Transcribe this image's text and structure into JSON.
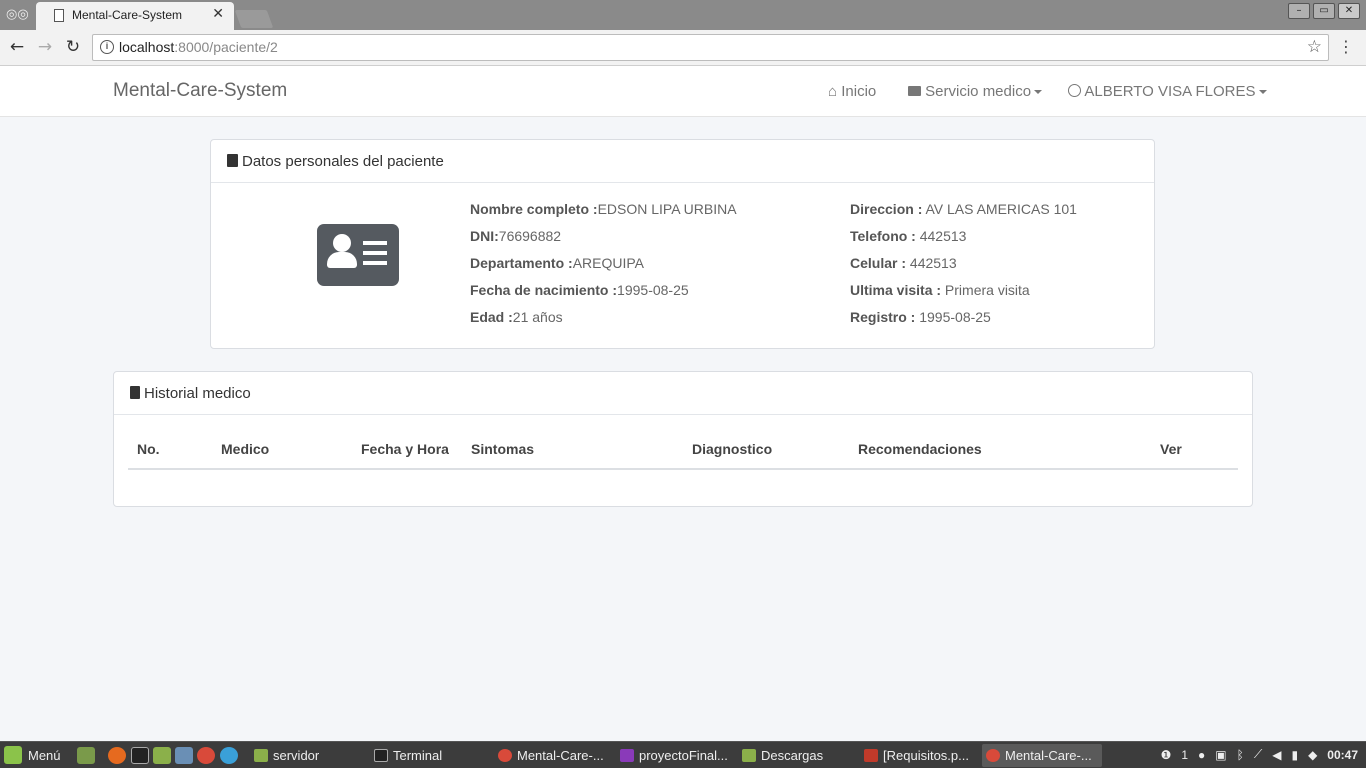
{
  "browser": {
    "tab_title": "Mental-Care-System",
    "url_host": "localhost",
    "url_path": ":8000/paciente/2"
  },
  "navbar": {
    "brand": "Mental-Care-System",
    "inicio": "Inicio",
    "servicio": "Servicio medico",
    "user": "ALBERTO VISA FLORES"
  },
  "personal": {
    "heading": "Datos personales del paciente",
    "left": [
      {
        "label": "Nombre completo :",
        "value": "EDSON LIPA URBINA"
      },
      {
        "label": "DNI:",
        "value": "76696882"
      },
      {
        "label": "Departamento :",
        "value": "AREQUIPA"
      },
      {
        "label": "Fecha de nacimiento :",
        "value": "1995-08-25"
      },
      {
        "label": "Edad :",
        "value": "21 años"
      }
    ],
    "right": [
      {
        "label": "Direccion :",
        "value": " AV LAS AMERICAS 101"
      },
      {
        "label": "Telefono :",
        "value": " 442513"
      },
      {
        "label": "Celular :",
        "value": " 442513"
      },
      {
        "label": "Ultima visita :",
        "value": " Primera visita"
      },
      {
        "label": "Registro :",
        "value": " 1995-08-25"
      }
    ]
  },
  "history": {
    "heading": "Historial medico",
    "columns": [
      "No.",
      "Medico",
      "Fecha y Hora",
      "Sintomas",
      "Diagnostico",
      "Recomendaciones",
      "Ver"
    ]
  },
  "taskbar": {
    "menu": "Menú",
    "tasks": [
      "servidor",
      "Terminal",
      "Mental-Care-...",
      "proyectoFinal...",
      "Descargas",
      "[Requisitos.p...",
      "Mental-Care-..."
    ],
    "tray_count": "1",
    "clock": "00:47"
  }
}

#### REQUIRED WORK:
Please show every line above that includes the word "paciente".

#### WRITTEN RESPONSE:
    "url_path": ":8000/paciente/2"
    "heading": "Datos personales del paciente",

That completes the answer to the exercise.